>VA is only a guess for the 100% power factor operation because of other
>unknowns. You can confirm this only by test with a 182.7 uf cap. Even this
>cap might give a leading power factor.
>
>As you can see this problem is complicated and can be done in several ways.
>Try this on MicroSim. You should get the same answer.
>
>John Couture
>
>------------------------------
>
>
>-----Original Message-----
>From: Terry Fritz [mailto:twftesla-at-uswest-dot-net]
>Sent: Sunday, September 03, 2000 2:57 PM
>To: John H. Couture
>Subject: RE: What size PFC ...
>
>
>Hi John,
>
>At 12:42 PM 9/2/00 -0700, you wrote:
>>
>>Terry -
>>
>>The rearranged equation is still incorrect when used with active volt
amps.
>>The equation is correct only when used with reactive volt amps. To convert
>>active to reactive amps you need to use complex numbers or trig functions.
>I
>>prefer to use trig functions as I show in my post to the Tesla List
7-14-96
>>"PFC for Neons". Can it be that long ago?
>>
>>Note that using your "close enough" equation will always give you a
leading
>>power factor which is worst that a lagging power factor. It would be
>>interesting to see what a model by microSim would show.
>>
>>To properly meter the TC load you need at least 4 meters, volts, amps,
>>watts, power factor. The power factor meter is required to tell you if the
>>load is leading or lagging. A VAR meter would help and save you having to
>do
>>the necessary calculations.
>>
>>Bart I am glad to hear that you are researching the problem. As Terry
>>pointed out there may be other issues and your work may shed more light on
>>the subject.
>>
>>John Couture
>>
>>------------------------------
>>
>
>I pulled up your old post:
>==============================================
>PFC for Neons
>
>	To: Tesla List
>	Subject: PFC for Neons
>	From: "John H. Couture"
>	Date: Sun, 14 Jul 1996 17:55:23 GMT
>
>Uncorrected neon transformers are usually 50% power factor. To correct them
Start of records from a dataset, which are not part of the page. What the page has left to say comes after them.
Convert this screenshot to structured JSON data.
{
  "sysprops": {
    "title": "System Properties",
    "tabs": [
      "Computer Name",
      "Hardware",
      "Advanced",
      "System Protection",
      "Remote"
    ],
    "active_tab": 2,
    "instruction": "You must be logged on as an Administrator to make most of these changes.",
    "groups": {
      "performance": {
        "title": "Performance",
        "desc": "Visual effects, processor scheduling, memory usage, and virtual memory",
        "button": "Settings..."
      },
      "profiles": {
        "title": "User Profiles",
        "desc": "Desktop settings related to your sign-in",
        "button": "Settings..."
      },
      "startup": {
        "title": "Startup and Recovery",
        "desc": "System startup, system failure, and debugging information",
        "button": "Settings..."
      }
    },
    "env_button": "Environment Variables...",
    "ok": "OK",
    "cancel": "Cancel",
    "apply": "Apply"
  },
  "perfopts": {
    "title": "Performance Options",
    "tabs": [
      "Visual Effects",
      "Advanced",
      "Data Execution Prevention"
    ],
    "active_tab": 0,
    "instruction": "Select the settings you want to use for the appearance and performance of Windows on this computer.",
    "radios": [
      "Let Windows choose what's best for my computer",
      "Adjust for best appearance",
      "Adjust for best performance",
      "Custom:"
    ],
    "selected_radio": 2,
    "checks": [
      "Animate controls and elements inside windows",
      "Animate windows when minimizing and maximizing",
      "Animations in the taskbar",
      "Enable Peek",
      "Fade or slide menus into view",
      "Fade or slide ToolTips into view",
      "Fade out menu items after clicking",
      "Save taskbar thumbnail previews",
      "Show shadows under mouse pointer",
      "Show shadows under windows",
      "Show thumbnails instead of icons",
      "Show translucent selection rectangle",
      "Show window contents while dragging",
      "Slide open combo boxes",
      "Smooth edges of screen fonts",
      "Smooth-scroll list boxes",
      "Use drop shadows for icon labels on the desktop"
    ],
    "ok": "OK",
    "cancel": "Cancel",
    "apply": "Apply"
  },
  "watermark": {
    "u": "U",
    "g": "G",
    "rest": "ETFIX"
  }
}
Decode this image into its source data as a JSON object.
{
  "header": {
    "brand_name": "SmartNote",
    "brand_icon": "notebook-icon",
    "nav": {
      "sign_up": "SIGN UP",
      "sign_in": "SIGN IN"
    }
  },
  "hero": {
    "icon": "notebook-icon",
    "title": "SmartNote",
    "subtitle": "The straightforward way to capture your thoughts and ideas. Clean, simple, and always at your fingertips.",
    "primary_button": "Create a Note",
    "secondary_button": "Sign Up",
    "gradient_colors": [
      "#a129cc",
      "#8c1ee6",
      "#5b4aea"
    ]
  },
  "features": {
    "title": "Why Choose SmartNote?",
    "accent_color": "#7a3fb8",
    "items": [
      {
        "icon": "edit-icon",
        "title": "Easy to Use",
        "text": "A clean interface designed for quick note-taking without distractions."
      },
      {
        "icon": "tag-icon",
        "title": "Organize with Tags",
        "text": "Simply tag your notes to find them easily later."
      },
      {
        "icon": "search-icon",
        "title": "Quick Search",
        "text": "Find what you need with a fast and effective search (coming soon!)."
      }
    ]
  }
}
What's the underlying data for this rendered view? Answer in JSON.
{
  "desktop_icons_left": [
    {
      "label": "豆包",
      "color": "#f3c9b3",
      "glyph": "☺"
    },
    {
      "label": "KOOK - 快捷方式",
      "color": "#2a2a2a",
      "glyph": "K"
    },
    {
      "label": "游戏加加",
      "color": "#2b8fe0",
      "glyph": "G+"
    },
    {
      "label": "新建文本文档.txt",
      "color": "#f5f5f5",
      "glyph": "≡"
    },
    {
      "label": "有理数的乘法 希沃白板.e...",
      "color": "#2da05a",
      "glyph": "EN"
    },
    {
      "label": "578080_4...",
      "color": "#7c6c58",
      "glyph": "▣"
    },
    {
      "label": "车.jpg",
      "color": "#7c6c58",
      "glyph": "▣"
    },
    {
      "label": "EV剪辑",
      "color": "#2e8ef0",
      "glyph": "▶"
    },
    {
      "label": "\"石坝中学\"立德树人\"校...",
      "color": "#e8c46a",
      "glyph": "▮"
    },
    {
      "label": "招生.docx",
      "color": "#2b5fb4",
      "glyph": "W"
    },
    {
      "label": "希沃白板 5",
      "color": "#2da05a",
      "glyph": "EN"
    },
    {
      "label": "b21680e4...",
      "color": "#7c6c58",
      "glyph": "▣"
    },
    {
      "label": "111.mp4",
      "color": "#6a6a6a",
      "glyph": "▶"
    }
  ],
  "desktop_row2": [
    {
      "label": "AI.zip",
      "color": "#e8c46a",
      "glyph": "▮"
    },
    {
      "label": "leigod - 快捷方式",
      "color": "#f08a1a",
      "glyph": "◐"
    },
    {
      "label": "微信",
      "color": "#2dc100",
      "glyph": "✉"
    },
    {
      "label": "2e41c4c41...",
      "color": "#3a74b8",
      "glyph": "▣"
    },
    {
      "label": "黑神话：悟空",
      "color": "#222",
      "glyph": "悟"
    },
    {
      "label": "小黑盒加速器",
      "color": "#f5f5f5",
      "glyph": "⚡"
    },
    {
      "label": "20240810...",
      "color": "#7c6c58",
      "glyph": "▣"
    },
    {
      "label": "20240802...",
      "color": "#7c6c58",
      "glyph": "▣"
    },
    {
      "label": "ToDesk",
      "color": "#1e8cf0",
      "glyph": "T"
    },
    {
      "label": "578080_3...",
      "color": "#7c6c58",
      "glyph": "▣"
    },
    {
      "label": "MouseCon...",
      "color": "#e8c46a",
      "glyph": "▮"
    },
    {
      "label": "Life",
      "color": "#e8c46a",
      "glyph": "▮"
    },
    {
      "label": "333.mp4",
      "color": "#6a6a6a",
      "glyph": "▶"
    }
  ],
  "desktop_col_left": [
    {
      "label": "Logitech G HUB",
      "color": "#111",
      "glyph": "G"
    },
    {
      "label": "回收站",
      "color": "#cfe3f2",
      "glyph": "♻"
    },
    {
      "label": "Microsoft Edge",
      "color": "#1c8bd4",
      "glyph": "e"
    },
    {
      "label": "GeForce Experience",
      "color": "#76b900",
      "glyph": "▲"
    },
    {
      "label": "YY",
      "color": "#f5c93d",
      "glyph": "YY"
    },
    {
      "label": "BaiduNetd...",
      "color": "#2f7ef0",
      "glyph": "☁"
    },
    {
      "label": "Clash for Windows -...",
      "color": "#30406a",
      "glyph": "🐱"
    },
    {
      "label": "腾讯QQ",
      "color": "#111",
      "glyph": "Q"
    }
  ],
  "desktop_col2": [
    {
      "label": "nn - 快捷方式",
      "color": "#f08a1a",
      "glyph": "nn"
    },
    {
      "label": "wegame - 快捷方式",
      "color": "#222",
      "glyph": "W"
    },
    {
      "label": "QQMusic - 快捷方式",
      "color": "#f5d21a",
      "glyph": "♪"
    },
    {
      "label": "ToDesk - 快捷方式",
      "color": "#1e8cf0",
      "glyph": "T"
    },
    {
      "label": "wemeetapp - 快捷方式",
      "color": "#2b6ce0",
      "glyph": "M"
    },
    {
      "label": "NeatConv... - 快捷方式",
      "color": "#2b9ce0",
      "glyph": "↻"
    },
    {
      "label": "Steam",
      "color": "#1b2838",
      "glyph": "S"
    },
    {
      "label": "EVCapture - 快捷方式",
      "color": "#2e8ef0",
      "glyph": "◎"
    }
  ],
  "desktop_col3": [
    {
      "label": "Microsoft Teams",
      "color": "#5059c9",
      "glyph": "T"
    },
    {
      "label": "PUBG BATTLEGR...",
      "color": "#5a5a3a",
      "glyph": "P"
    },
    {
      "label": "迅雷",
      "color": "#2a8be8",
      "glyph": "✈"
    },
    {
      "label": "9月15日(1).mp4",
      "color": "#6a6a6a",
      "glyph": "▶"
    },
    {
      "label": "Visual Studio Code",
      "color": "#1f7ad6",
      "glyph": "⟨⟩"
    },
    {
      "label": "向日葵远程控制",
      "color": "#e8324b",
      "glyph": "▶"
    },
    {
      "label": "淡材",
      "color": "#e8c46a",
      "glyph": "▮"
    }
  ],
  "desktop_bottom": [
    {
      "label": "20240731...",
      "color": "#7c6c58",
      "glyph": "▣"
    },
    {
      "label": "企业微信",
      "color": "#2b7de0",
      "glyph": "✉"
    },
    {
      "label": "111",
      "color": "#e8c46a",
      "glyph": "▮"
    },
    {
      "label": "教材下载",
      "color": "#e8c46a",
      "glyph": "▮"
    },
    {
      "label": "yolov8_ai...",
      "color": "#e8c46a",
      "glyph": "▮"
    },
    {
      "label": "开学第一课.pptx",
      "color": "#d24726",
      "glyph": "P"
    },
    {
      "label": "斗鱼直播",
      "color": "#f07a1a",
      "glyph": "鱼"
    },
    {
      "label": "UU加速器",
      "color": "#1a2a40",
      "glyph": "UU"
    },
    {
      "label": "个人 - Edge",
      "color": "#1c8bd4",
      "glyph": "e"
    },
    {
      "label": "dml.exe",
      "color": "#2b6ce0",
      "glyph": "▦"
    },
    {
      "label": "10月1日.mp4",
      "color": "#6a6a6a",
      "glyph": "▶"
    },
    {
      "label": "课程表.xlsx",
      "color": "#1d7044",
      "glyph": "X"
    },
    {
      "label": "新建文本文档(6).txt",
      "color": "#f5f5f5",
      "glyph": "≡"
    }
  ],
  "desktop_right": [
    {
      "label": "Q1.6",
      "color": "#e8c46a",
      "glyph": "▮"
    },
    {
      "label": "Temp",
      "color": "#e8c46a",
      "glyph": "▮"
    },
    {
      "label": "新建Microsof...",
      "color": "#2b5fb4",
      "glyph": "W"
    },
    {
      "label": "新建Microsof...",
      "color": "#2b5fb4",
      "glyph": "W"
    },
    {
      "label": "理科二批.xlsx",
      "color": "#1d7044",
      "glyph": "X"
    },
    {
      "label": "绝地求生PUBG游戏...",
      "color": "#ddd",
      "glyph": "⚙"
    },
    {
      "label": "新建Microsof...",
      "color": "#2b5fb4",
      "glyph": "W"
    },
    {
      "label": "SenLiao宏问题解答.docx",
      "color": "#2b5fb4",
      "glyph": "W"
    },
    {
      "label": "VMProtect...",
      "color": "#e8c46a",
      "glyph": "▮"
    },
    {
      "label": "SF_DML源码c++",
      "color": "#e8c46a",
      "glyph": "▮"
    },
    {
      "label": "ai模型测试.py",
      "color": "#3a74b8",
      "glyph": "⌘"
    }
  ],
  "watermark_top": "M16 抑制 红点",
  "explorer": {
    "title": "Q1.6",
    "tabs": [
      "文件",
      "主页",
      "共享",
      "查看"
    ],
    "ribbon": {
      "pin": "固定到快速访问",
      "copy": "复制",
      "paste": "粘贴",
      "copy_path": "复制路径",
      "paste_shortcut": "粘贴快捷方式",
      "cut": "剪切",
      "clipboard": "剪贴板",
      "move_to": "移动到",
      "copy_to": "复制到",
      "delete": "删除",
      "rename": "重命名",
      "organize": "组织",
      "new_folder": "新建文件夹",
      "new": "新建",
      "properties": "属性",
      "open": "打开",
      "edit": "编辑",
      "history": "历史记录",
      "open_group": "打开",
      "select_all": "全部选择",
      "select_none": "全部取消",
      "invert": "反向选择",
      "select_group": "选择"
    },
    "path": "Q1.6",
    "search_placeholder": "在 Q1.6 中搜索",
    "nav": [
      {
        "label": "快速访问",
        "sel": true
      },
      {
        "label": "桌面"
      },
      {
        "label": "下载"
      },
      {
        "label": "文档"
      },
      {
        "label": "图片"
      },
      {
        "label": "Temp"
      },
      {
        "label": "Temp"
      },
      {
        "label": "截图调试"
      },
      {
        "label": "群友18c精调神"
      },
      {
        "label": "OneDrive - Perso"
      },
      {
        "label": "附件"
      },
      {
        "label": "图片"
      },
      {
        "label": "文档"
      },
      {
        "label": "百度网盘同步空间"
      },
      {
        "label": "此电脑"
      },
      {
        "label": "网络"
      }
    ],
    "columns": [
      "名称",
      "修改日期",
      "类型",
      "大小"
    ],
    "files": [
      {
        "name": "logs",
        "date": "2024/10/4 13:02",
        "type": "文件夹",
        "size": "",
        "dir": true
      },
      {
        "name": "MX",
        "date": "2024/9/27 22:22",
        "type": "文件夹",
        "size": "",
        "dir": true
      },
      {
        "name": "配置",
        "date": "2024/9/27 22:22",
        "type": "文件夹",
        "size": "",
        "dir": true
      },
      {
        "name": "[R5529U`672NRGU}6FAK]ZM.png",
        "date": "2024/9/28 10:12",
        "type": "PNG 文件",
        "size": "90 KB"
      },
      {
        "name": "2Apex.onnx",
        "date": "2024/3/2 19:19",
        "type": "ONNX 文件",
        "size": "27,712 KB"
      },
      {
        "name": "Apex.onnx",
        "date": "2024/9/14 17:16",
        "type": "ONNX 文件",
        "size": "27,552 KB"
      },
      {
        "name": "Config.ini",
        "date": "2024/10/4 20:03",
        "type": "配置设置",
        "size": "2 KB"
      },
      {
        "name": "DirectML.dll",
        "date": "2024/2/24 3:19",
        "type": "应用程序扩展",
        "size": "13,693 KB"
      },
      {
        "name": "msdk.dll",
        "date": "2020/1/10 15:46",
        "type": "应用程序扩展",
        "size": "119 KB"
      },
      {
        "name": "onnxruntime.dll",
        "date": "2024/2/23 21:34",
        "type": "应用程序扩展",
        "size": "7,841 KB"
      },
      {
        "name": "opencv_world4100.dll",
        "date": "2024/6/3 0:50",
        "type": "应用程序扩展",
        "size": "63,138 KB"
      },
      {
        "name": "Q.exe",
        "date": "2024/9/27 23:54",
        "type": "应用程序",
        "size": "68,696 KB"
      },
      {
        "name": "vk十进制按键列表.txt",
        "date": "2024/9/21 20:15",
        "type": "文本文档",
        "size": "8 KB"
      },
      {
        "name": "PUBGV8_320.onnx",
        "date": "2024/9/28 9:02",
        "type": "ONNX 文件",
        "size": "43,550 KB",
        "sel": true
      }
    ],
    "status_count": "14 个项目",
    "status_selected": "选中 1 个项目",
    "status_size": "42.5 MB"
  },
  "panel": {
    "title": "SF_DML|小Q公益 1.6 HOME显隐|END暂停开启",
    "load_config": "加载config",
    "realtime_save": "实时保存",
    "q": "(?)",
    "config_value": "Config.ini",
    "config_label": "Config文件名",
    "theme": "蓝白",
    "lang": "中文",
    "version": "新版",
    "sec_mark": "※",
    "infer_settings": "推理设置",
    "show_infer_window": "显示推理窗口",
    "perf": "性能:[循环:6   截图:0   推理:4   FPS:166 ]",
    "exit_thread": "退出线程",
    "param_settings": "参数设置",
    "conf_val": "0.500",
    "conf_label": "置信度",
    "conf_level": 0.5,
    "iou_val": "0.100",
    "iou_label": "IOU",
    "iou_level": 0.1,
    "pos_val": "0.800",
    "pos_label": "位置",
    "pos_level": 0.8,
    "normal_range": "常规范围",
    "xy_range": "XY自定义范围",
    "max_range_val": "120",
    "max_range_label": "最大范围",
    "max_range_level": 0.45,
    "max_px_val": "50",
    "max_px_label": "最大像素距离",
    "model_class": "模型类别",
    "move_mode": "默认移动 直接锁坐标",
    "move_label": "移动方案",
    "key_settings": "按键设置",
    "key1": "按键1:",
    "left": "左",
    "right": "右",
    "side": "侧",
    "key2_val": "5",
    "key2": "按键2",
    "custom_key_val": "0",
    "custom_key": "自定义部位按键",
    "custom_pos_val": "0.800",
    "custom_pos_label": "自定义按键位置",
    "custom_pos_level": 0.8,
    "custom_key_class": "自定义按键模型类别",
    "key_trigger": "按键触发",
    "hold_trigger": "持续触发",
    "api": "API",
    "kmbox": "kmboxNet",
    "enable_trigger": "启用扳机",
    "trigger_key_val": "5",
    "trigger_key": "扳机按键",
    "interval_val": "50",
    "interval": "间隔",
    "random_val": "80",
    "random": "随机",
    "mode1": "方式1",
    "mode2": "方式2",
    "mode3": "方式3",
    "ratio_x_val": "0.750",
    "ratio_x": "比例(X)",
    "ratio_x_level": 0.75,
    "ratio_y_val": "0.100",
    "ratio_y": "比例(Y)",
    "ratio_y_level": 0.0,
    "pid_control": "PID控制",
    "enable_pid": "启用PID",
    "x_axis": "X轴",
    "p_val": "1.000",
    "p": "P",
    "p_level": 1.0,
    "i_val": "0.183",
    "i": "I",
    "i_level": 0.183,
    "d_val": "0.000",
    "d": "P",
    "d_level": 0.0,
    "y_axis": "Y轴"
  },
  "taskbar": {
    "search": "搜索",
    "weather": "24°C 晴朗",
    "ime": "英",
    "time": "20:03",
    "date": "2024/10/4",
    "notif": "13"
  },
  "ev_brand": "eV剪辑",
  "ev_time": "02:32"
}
>for 90% power factor add a capacitor calculated as follows:
>
>    For 120 volts    c uf = .079 V A
>    For 240 volts    c uf = .020 V A
>    V = neon secondary volts     A = neon secondary amps
>
>The factors       K1 = sin(arccos(LPF)-sin(arccos(HPF))
>                  K1 = .43 for 50% to 90% power factor
>
>For 120 volts     K2 = (.43 x 10^6)/(6.283 F V)           F = 60 Hz
>                  K2 = (.43 x 10^6)/(377 x 120^2) = .079
>For 240 volts     K2 = .0198 or .02
>
>Example:   Neon 15000 volts  60 ma  120 volts  60 Hz
>
>           C = .079 x 15000 x .06 = 71.1 uf
>
>sniped efficiency text...
>======================================
>
>
>
>	So your saying I should have a 71.1 uF cap instead of my present 200uF on
>my 15/60 coil...
>
>Let's look at the RMS current draw of my 15/60 coil with various PFC caps
>using MicroSim:
>
>Cap size	AC line current		Notes
>0uF 		11.16 ARMS		No PFC cap
>71.1uF		9.19 ARMS		John's equation
>165.8uF	7.75 Arms		"Terry's" equation
>200uF		7.72 ARMS  		The "real" best PFC cap size
>
>Cheers,
>
>	Terry
>